And, more to the point, it can take the form of the unreality principle, the idea that man is sufficient unto himself to invent his own life and his own reality by unleashing the power of make-believe. The Modern mind is too undisciplined for Stoicism, too sensuous for Buddhism, too individualistic and ungovernable for Confucianism. These are not the philosophies lazy, fat and happy people find comfortable.

The nobility we normally associate with paganism, the dignity of Cato of Utica or Socrates who face death without flinching, or the grave good humor of Lao Tzu, the gravity of Pythagoras, the beauty the sculpture of Phidias, the beauty of a proof in Euclid — none of this is present in the modern version of paganism. This is because modern paganism is not paganism at all, but postchristianism, a corruption of a higher thing falling, not the innocent early growth of a low thing rising.

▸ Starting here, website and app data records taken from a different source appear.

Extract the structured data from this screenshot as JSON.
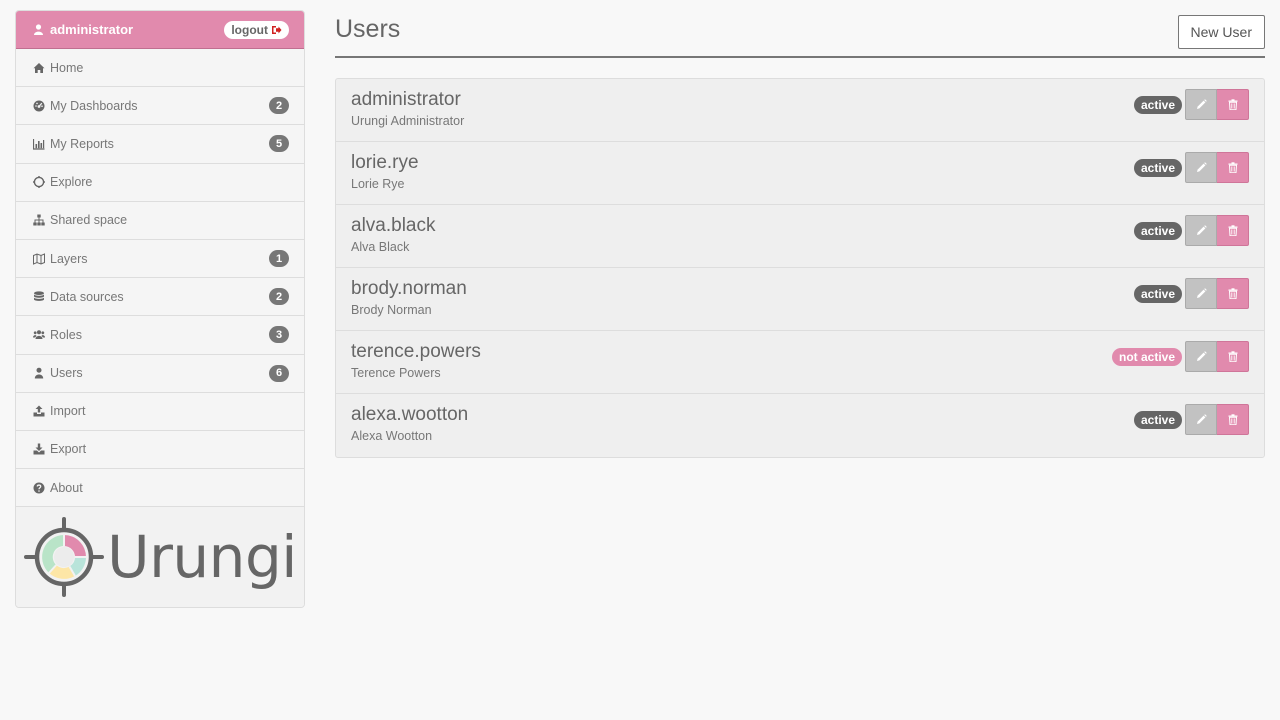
{
  "sidebar": {
    "user": "administrator",
    "logout_label": "logout",
    "items": [
      {
        "label": "Home",
        "icon": "home-icon",
        "count": null
      },
      {
        "label": "My Dashboards",
        "icon": "dashboard-icon",
        "count": "2"
      },
      {
        "label": "My Reports",
        "icon": "bar-chart-icon",
        "count": "5"
      },
      {
        "label": "Explore",
        "icon": "compass-icon",
        "count": null
      },
      {
        "label": "Shared space",
        "icon": "sitemap-icon",
        "count": null
      },
      {
        "label": "Layers",
        "icon": "map-icon",
        "count": "1"
      },
      {
        "label": "Data sources",
        "icon": "database-icon",
        "count": "2"
      },
      {
        "label": "Roles",
        "icon": "users-icon",
        "count": "3"
      },
      {
        "label": "Users",
        "icon": "user-icon",
        "count": "6"
      },
      {
        "label": "Import",
        "icon": "upload-icon",
        "count": null
      },
      {
        "label": "Export",
        "icon": "download-icon",
        "count": null
      },
      {
        "label": "About",
        "icon": "question-icon",
        "count": null
      }
    ],
    "logo_text": "Urungi"
  },
  "main": {
    "title": "Users",
    "new_user_label": "New User",
    "users": [
      {
        "login": "administrator",
        "name": "Urungi Administrator",
        "status": "active"
      },
      {
        "login": "lorie.rye",
        "name": "Lorie Rye",
        "status": "active"
      },
      {
        "login": "alva.black",
        "name": "Alva Black",
        "status": "active"
      },
      {
        "login": "brody.norman",
        "name": "Brody Norman",
        "status": "active"
      },
      {
        "login": "terence.powers",
        "name": "Terence Powers",
        "status": "not active"
      },
      {
        "login": "alexa.wootton",
        "name": "Alexa Wootton",
        "status": "active"
      }
    ]
  },
  "colors": {
    "accent": "#e18aad",
    "badge_dark": "#666666",
    "edit_button": "#c2c2c2"
  }
}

Despair can be seen in the art and literature of these modern heathens, which is why it is so ugly and ungainly: why they prefer Mervyn Peake to JRR Tolkien. You understand that a man in true despair does not long for the hope he has lost, he resents hope as a falsehood, a will o’ the wisp, and misleading or childish or unscientific. Their art and literature is based, not on an indifference to beauty, but a hatred of it. I mention the rise of movies whose only allure is to see the characters slowly and painfully tortured both physically and psychologically merely as an aside and an example. This is their world view.

One escape from the grip of despair is to cling to some pretty vision, some image in the clouds, and to pretend it is real so fiercely that one can deny the pain and emptiness that otherwise overwhelm. Ironically, this is the Leftist criticism of Christianity. They, who believe that the fairy unicorns of Gaea-friendly Green socialized welfare must save us from the bad goblins of global warming who otherwise will drown the planet next month, and accuse us, who believe in the Rights of Man as well as the Fall of Man, of being illogical and unrealistic.

WE REFUSE TO BE ENEMIES. Or, in other words, if you clap hard enough, children, Tinkerbell will come to life again. That is the unreality principle.